The Wednesday before Christmas I was on the road to Costco needing a ham, champagne and patience. I skipped the driveway to the store and drove on toward a cafe, toward a treat for myself. I deserved it and they had a drive-up so OBaby would be none the wiser. Then, brake lights.
A few blocks from the store but not yet to my destination, there she was.
Pushing a wire personal cart through the snowslop on the side of the road. As far on the side of the road as the terrain would allow. The sidewalk must not have been clear because no one would choose to walk along 4 lanes of traffic if they had the option.
She was older. And far from steady on her feet walking along packed snow.
Cars moved left to keep moving toward their Christmas errands, food, gifts, patience. I moved left. And then I heard it. I dreaded hearing it, I kind of knew I would hear it but I hushed the thought and filled my mind with to-dos.
Pull over and help her.
Crap. There it was, and I had heard it. No pretending I hadn’t.
But the traffic confusion. But OBaby in the back. But she’s probably just going right there. But she probably has far to go and my destinations are right here. But it would be awkward. But she’d probably say no anyway. (And finally…)
But we’re too far past her now.
4 more blocks, wait in line, medium Chai tea, pay, thanks and merry Christmas!
Allison, maybe she’s still there. Turn around if she is.
OK! OK! If she is still along the side of the road I will U-turn at the next signal and offer to help her. Sigh, feel conflicted, sip my $4 hot drink and adjust the air temperature control.
She wasn’t there. I looked hard. Traffic was flowing fine in the opposite direction, no signs of an older woman unsteady with her groceries (or possessions?) out in front of her.
Now come the truly conflicted feelings. Missed opportunity. Selfish. Unwilling. Unkind. Disobedient.
I sit in that place for a while, eventually feeling Grace but not having yet forgiven myself. Then I find a parking spot and it’s off to get ham, champagne, and patience. Next time, I tell myself. Next time.
Ham, champagne, Christmas, January, early February now.
Costco bound, this time alone and for milk, eggs, shredded cheese, apples, graham crackers. I decide that I deserve a treat. On past the store to the drive-up cafe. Alone time and I am already feeling more decompressed.
There she is. Pushing her cart, snowslop, 4 lanes of traffic.
And the cars are moving left. My heart leaps.
Let’s do this.
I put on my hazards and I don’t get left. I pull over several yards ahead of her and get out. “Are you headed somewhere? Can I help you get there?”
Her name is Deb and she’s going only about a mile away and she wants to pay me. “You certainly cannot pay me, don’t be silly. Here, let me open the back and I’ll lift in your cart.”

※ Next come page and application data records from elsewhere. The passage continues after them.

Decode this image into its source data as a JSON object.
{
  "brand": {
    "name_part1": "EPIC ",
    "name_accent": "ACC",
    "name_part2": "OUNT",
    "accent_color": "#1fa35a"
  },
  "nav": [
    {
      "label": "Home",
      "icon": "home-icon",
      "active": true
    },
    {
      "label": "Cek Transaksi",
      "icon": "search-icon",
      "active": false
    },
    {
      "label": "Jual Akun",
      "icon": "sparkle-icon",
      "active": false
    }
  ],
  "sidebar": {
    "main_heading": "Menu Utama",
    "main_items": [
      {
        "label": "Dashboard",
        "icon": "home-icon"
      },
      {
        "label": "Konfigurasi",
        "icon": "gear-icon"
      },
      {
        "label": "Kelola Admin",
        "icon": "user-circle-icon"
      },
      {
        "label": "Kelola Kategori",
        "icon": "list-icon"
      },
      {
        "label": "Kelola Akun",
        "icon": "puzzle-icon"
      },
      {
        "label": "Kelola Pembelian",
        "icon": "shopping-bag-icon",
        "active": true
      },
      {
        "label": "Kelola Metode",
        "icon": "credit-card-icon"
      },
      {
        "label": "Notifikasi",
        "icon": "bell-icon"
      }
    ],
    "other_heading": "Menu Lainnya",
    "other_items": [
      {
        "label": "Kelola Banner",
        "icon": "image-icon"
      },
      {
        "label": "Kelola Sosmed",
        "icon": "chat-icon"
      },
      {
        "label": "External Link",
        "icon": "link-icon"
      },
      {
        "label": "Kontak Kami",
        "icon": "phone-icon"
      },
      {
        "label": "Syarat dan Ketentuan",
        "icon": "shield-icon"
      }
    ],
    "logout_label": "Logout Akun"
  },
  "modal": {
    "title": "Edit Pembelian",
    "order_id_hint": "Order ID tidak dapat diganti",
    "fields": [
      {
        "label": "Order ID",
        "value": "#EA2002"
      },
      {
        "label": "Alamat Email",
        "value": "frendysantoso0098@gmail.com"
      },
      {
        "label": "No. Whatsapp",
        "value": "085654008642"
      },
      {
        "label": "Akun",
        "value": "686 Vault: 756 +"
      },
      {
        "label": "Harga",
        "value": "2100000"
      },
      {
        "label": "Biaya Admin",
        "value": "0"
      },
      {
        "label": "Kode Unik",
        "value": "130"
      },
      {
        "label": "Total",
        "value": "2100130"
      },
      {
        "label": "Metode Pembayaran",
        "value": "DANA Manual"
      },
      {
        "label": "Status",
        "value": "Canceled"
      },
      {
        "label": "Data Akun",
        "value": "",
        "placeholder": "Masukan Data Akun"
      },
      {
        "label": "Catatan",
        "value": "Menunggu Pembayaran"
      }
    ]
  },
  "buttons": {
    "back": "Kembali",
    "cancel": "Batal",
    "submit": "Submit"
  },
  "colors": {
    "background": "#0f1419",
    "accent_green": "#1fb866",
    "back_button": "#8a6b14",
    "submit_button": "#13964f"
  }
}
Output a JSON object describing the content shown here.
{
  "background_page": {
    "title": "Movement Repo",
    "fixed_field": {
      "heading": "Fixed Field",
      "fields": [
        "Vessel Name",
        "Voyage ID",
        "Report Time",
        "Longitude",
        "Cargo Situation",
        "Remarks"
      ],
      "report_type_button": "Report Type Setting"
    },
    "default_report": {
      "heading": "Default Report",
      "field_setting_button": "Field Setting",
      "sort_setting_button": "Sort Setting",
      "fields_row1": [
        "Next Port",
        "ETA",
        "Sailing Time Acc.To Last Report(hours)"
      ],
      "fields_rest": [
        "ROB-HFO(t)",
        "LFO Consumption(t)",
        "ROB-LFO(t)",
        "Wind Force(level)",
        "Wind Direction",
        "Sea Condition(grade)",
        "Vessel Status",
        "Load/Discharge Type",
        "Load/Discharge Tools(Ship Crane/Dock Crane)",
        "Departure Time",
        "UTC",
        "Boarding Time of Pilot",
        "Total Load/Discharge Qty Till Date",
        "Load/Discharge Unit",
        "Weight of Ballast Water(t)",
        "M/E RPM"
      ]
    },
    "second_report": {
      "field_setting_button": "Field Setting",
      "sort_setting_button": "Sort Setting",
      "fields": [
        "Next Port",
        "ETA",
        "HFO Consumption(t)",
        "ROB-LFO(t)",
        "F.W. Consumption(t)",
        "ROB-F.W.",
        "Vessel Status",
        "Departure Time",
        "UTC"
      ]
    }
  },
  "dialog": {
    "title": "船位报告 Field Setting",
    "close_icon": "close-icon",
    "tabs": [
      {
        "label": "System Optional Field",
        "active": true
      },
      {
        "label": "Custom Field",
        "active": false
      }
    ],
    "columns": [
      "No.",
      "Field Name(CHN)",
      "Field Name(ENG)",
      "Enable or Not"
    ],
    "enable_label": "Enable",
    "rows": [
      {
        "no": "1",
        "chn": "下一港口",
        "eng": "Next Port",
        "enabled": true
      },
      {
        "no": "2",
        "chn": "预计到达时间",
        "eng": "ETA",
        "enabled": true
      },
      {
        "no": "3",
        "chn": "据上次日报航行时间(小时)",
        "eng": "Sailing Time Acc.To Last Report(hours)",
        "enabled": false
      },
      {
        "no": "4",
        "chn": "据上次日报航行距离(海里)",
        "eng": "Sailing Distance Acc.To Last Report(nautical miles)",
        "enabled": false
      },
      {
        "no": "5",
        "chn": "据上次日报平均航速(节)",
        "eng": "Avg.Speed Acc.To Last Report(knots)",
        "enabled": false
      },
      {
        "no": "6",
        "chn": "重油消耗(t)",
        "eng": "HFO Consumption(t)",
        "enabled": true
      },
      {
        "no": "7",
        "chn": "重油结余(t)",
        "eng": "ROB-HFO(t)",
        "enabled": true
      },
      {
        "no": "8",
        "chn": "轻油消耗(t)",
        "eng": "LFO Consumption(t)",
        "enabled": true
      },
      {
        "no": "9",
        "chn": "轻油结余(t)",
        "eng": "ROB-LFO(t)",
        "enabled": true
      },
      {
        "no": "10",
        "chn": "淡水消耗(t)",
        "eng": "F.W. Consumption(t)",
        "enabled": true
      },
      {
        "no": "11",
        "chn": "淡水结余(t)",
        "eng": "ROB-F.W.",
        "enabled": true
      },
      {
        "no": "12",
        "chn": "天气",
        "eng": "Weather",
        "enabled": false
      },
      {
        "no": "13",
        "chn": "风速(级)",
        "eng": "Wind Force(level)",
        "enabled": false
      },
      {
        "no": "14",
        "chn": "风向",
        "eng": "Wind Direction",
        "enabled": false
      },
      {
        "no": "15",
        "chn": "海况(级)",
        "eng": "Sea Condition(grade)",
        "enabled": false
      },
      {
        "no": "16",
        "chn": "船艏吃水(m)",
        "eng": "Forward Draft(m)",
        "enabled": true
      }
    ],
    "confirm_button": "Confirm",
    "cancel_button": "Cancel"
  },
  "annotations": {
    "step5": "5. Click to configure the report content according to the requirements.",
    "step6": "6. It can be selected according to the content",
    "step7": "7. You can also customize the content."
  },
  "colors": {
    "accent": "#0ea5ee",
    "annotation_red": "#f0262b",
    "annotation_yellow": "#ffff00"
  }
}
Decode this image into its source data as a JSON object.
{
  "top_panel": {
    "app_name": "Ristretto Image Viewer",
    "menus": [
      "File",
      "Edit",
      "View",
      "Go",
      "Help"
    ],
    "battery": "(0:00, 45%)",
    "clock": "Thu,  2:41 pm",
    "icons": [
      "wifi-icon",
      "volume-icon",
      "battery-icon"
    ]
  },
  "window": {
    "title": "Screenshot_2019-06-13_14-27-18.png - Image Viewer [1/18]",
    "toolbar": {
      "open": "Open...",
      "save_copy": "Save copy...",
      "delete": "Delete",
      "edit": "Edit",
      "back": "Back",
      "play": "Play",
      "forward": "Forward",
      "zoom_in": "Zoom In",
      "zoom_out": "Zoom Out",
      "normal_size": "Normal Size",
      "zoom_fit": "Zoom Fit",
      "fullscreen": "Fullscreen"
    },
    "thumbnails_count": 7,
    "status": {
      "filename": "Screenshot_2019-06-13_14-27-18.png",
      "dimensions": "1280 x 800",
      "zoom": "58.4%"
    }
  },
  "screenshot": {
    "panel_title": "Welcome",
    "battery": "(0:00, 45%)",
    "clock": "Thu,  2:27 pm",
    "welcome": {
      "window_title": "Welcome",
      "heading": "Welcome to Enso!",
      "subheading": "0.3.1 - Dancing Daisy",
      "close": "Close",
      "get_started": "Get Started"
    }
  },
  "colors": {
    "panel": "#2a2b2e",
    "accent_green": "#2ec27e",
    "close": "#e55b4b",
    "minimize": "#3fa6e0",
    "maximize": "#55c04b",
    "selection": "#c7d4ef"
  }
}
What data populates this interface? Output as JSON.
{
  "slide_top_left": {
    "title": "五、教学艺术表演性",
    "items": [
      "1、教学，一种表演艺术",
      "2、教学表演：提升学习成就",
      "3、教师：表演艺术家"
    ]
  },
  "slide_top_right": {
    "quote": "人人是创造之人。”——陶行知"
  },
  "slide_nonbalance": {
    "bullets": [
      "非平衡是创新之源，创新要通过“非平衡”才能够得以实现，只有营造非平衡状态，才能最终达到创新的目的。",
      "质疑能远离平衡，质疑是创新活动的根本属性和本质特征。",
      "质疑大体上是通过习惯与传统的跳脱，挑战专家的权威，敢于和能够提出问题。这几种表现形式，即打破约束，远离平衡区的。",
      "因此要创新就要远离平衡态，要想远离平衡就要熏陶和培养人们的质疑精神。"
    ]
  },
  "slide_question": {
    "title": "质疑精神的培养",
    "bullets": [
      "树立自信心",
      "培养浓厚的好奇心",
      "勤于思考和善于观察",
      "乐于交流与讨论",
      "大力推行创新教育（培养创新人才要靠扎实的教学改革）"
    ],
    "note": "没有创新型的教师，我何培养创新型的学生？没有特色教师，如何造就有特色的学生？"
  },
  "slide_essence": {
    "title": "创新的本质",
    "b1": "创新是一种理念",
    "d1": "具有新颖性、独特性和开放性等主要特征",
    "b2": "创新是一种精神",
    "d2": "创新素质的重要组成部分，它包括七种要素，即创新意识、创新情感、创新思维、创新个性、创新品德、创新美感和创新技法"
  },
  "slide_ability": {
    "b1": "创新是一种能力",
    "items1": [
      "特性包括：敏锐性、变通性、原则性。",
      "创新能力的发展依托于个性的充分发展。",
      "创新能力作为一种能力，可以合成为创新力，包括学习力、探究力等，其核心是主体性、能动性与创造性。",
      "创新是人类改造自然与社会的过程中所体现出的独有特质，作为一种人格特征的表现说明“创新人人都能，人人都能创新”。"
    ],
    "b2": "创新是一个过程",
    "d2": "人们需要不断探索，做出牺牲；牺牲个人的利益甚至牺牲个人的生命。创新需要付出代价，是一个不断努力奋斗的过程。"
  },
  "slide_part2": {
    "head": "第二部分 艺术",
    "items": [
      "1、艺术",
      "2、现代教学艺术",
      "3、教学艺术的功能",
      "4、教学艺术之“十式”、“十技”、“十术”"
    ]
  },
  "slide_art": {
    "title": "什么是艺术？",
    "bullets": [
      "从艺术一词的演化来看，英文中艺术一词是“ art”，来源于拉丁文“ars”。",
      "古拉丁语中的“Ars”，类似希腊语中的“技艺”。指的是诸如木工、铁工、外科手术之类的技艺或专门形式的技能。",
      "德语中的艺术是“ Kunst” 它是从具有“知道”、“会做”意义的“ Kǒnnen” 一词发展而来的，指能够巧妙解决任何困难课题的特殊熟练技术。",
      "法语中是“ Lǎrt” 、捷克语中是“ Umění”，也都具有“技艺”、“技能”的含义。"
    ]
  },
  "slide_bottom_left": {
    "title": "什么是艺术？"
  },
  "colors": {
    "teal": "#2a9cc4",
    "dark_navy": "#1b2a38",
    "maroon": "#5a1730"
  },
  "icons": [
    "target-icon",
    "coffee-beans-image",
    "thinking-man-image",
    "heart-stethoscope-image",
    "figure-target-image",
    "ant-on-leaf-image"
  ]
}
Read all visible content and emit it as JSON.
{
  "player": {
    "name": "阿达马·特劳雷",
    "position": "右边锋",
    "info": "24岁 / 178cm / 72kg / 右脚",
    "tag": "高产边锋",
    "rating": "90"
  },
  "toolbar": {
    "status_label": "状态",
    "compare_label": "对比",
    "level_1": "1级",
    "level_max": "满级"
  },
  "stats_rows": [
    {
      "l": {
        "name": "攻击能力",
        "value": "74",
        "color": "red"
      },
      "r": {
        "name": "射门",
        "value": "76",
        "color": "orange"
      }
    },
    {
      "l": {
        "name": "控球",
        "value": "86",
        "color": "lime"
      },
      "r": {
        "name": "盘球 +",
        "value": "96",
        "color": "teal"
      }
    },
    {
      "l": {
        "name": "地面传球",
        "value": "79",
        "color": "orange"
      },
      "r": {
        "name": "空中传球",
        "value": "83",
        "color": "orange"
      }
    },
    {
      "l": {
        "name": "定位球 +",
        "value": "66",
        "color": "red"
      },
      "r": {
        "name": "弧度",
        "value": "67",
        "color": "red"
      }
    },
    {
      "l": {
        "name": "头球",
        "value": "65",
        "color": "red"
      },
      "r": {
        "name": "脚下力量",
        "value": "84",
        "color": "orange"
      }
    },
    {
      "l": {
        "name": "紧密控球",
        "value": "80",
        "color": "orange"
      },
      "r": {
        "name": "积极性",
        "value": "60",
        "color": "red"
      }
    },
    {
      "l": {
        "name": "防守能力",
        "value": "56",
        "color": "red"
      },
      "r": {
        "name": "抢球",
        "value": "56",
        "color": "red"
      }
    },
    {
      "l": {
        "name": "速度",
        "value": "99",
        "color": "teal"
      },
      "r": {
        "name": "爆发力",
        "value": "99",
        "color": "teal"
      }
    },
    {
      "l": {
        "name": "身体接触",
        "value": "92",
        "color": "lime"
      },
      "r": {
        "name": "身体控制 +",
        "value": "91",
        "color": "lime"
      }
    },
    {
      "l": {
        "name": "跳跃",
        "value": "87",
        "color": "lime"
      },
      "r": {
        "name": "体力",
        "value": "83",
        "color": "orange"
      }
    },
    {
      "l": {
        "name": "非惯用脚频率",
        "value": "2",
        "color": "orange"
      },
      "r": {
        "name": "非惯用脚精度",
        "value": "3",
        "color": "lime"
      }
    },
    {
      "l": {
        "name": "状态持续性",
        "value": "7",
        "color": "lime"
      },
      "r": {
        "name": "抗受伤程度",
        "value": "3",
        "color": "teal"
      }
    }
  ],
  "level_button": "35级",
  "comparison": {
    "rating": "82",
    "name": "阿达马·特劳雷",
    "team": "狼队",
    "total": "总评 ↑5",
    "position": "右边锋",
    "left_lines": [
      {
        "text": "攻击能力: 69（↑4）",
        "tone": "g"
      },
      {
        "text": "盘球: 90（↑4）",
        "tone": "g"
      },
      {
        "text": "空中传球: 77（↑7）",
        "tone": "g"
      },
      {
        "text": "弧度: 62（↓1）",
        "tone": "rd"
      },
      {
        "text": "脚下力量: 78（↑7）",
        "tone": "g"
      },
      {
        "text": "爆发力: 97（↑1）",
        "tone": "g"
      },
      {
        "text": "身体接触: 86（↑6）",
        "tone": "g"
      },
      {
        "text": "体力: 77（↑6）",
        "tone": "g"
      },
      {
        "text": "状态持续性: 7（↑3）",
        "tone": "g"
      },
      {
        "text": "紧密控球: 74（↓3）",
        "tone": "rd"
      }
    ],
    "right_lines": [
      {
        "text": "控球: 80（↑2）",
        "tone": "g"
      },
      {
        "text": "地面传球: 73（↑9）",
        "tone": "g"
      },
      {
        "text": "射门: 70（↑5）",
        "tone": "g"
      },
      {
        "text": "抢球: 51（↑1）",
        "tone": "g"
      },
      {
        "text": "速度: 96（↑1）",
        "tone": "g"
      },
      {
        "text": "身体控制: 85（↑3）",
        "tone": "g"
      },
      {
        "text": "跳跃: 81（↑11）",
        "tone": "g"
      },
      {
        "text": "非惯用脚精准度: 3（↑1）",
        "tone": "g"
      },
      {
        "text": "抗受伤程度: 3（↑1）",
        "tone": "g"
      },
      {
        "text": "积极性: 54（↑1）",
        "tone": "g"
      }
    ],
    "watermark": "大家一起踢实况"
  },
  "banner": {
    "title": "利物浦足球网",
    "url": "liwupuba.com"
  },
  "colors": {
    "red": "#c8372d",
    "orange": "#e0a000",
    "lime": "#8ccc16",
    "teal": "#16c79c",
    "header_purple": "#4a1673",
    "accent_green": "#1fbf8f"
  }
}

The whole ride to her retired living apartment complex up the road (how often does she walk this route, I wonder?), she tells me that she wants to pay me and that she wishes her children were as helpful as me. She raised them, you know. But they’re busy now. They come, they do, but not often enough for grocery trips. She would really like to pay me, would I take a check? She could run up to her apartment and grab cash if I’d wait.
“Deb, please don’t worry about it. I’m just glad you’ll get there safe and warm.” I pull up to the entrance, open the back and lift out the cart. One last denial of any sort of repayment, a warm hug and I am on my way toward milk, eggs, shredded cheese, apples and graham crackers.
But mostly, I’m on my way toward growing, learning.
And I am thankful for second chances.